Kenyon Martin or Stromile Swift. Or the Warriors could make a run at
a few veterans like Vlade Divac and Gary Payton to make a big-time
playoff run. They could try to re-sign Wallace to a more reasonable
contract or work out a sign and trade with a team that wants him.
And the move gives them plenty of room to re-sign Adonal Foyle, if
they choose.

The bottom line in Golden State is management is willing to do just
about anything to have those options. The team has been out of the
playoffs longer than any other team in the league and is ready for
that to change. The Warriors want to keep their young core intact,
but after that they're open to anything that gives them the freedom
to choose their own course.

That makes this trade a slam dunk for Golden State.

Van Exel gone no matter what?

Van Exel's agent, Tony Dutt, put the odds at 60-40 that Van Exel
will be moved before Feb. 19 trade deadline.

"My gut feeling is that they're going to try to make a deal that
makes sense for Nick and makes sense for them," Dutt told the San
Francisco Chronicle. Dutt is in Houston right now with Van Exel, who
left the team early this week to deal with a "family matter."
According to the Chronicle, Warriors GM Garry St. Jean and Warriors
president Robert Rowell are believed to have met with the Blazers'
Nash on Saturday.

Dutt told the paper that "there is no question" the Blazers were one
of the teams talking trade with the Warriors.

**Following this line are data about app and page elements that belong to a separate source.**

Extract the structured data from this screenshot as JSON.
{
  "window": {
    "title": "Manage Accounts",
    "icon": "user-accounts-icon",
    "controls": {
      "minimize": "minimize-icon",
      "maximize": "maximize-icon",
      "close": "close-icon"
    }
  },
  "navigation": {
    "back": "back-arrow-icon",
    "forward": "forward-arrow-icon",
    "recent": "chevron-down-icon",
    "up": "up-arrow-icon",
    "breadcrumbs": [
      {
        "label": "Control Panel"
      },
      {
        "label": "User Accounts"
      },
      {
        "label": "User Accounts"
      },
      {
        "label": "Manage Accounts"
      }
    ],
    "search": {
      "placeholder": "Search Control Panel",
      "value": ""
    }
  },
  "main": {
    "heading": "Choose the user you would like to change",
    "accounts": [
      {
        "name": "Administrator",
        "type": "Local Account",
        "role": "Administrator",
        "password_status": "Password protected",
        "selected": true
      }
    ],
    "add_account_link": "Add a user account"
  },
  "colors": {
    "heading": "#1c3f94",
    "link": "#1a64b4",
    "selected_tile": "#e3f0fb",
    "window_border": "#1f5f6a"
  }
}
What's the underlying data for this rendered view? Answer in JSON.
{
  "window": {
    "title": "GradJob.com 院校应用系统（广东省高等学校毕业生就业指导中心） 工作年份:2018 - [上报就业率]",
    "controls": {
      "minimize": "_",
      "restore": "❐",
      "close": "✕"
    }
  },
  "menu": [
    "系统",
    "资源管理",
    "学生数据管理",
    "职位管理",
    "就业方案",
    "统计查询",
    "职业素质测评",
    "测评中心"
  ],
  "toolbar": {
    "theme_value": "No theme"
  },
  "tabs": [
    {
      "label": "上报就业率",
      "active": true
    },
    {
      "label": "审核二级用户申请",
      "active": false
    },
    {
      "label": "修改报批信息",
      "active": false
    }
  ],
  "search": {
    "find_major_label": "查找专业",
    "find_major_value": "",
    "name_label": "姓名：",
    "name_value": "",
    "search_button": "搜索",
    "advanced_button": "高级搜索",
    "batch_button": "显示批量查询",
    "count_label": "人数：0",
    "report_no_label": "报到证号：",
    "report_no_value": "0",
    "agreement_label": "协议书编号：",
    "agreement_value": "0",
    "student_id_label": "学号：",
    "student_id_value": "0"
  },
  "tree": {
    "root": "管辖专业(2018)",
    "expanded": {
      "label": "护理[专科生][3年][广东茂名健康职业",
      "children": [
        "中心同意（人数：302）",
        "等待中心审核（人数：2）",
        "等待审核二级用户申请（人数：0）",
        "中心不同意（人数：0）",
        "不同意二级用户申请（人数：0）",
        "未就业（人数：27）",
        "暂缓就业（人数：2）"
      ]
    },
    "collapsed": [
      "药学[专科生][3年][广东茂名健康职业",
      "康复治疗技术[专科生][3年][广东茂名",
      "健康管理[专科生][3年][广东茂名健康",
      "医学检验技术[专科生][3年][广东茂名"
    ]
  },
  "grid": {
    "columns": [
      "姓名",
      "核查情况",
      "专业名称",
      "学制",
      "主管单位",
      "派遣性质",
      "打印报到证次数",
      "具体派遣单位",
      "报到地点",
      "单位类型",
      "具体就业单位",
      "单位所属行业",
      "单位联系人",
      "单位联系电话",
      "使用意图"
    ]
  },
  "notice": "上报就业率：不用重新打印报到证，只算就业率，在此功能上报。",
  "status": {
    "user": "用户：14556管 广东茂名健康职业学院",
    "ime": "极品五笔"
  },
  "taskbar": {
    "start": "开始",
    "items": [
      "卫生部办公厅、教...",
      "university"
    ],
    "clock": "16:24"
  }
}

"You get so much going on at this time of the year that there is a
lot of unknown yet," Dutt said. "Everybody is talking to everybody.
It's no different than any other year. I think you can sit there and
say, 'Yes, there will be some moves this year.' At the same time, at
the end of the day, how many of them get done?"